But even though the PPC-1 system is still 18 months away from completion, Australian ISPs are already penciling big plans for the cable. iiNet has announced it will use the new cable to route between 40 and 60 percent of its international bandwidth capacity, while Internode and iPrimus said they would use the cable for about 40 percent of their total traffic needs.
For iiNet, this will all come at a 15 percent total cost reduction for its international bandwidth costs, according to its CTO, Greg Bader.

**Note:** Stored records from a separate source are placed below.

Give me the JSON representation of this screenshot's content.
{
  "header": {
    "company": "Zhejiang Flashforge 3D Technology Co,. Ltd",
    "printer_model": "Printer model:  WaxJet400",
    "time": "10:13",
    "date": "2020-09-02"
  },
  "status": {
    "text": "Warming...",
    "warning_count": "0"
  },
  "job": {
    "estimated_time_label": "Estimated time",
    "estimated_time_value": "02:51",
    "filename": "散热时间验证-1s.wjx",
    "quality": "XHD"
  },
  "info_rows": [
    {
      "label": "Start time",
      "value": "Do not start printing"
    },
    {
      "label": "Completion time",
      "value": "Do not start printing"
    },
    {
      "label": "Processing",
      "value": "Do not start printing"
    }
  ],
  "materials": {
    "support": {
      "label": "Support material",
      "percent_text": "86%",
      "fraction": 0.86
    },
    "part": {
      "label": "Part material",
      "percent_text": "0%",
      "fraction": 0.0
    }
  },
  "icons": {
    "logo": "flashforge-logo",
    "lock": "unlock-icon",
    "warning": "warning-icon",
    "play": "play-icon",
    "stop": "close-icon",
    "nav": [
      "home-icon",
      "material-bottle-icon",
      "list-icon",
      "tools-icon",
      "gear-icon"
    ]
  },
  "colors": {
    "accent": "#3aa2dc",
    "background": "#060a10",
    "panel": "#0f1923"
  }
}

While Internode and iPrimus did not explicitly detail their expected savings, both ISPs agreed that the savings would be “significant” and would flow on to their respective customers.
"PPC-1 will give us more control over our product and cost base and will give us the ability to now differentiate and innovate," Bader said.
How those savings emerge though, remains to be seen. While the above-mentioned ISPs agreed pricing for plans may not be reduced, Internode, iiNet and iPrimus said that customers would be given more “bang for their buck” in the form of greater data allowances.
“The PPC-1 will significantly reduce the cost of data for us and therefore for our customers,” said iPrimus CEO Ravi Bhatia. “Use of bandwidth intensive application has led to customer data usage growing by about four percent per month, so if we can maintain the prices in the face of higher data usage it is in effect a price reduction.”
Internode managing director, Simon Hackett, was also confident of maintaining current broadband pricing with the promise of increased data allowance for customers.
“We expect this to lead to increases in value for the regular punter, where 'value' here is 'gigs for money',” he said. "[Although] the total expenditure of Internode will rise with the addition of PPC-1 to our circuits in use - however, the 'bang for buck' will significantly improve, meaning that we expect to be able to return additional value to our customers by expanding their download quotas for the same monthly expenditure."
On a larger scale, Hackett also believes the PPC-1 cable will increase the competitive tension in the Asia-Pacific bandwidth market, sentiments shared by PIPE Networks executive director Lloyd Ernst, who spoke at yesterday’s launch.
He said increased competition in Australia’s international cable arena would also assist in breaking up the cable duopoly maintained by Australia-Japan Cable (AJC) and Southern Cross Cable (SXC), both which are partly owned by Telstra and Optus respectively.
"It's not about capacity, it's about competition," Ernst said. "Look at the discount airline model. Australians didn't benefit much from competition when there were only two major airlines. Just like new players in the airline industry, we aim to be the disruptive force that changes the market."
More “bang for buck” for ISPs who jump aboard new undersea cable
By Mitchell Bingemann on Jan 15, 2008 2:30PM